To further demonstrate this point, in the fourth quarter, we invested $1.4 billion of land acquisition and development. This brings our total land spend for 2021 to $4.2 billion. On paper, this is an increase of almost 50% over 2020 land spend. But I would remind you that we suspended land investment for almost six months when the pandemic first hit in 2020, so some of the 2021 spend was simply deferred for the prior year.
We currently expect to increase our land investment in 2022 to between $4.5 billion and $5 billion. Given the vast majority of land we acquire is undeveloped, more than half of our spend in 2022 will be from the development of existing land assets. Supported by the higher land spend, we ended 2021 with 228,000 lots under control, of which 109,000 were owned and 119,000 were controlled through options.
On a year-over-year basis, we ended 2021 with an incremental 30,000 lots under auction and remain focused on advancing our land life strategy going forward.
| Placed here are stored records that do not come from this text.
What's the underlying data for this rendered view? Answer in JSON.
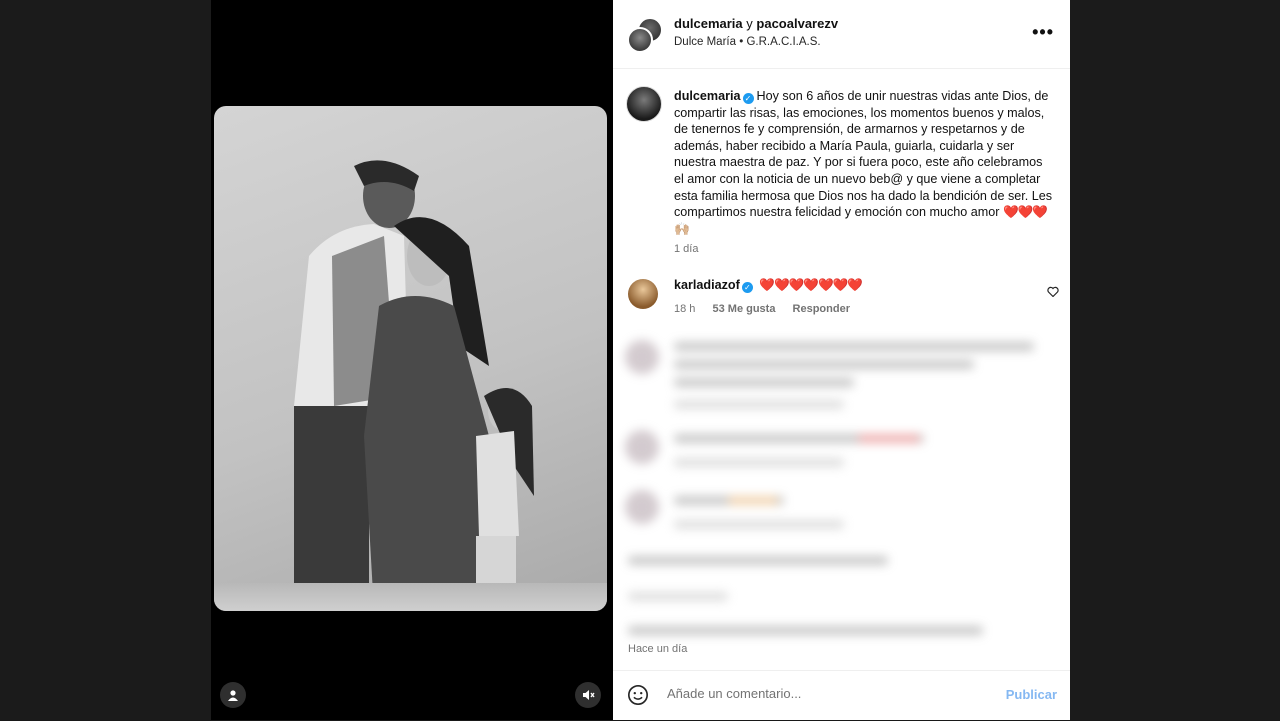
{
  "header": {
    "user1": "dulcemaria",
    "joiner": "y",
    "user2": "pacoalvarezv",
    "sub_name": "Dulce María",
    "sub_sep": "•",
    "sub_audio": "G.R.A.C.I.A.S.",
    "more": "•••"
  },
  "caption": {
    "username": "dulcemaria",
    "text": "Hoy son 6 años de unir nuestras vidas ante Dios, de compartir las risas, las emociones, los momentos buenos y malos, de tenernos fe y comprensión, de armarnos y respetarnos y de además, haber recibido a María Paula, guiarla, cuidarla y ser nuestra maestra de paz. Y por si fuera poco, este año celebramos el amor con la noticia de un nuevo beb@ y que viene a completar esta familia hermosa que Dios nos ha dado la bendición de ser. Les compartimos nuestra felicidad y emoción con mucho amor",
    "emojis": "❤️❤️❤️🙌🏼",
    "time": "1 día"
  },
  "comment": {
    "username": "karladiazof",
    "hearts": "❤️❤️❤️❤️❤️❤️❤️",
    "time": "18 h",
    "likes": "53 Me gusta",
    "reply": "Responder"
  },
  "footer": {
    "post_time": "Hace un día",
    "input_placeholder": "Añade un comentario...",
    "publish": "Publicar"
  },
  "colors": {
    "accent": "#0095f6",
    "verified": "#1d9bf0",
    "heart": "#e0245e"
  },
  "icons": {
    "tag": "user-tag-icon",
    "mute": "speaker-muted-icon",
    "emoji": "emoji-smile-icon",
    "like": "heart-outline-icon"
  }
}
I would note that included within our land position are approximately 1,400 lots that were approved under our strategic relationship with Invitation Homes and that we remain on track with our five-year plan of building 7,500 homes under this program with first closings expected in 2023.
Now let me turn the call back to Ryan.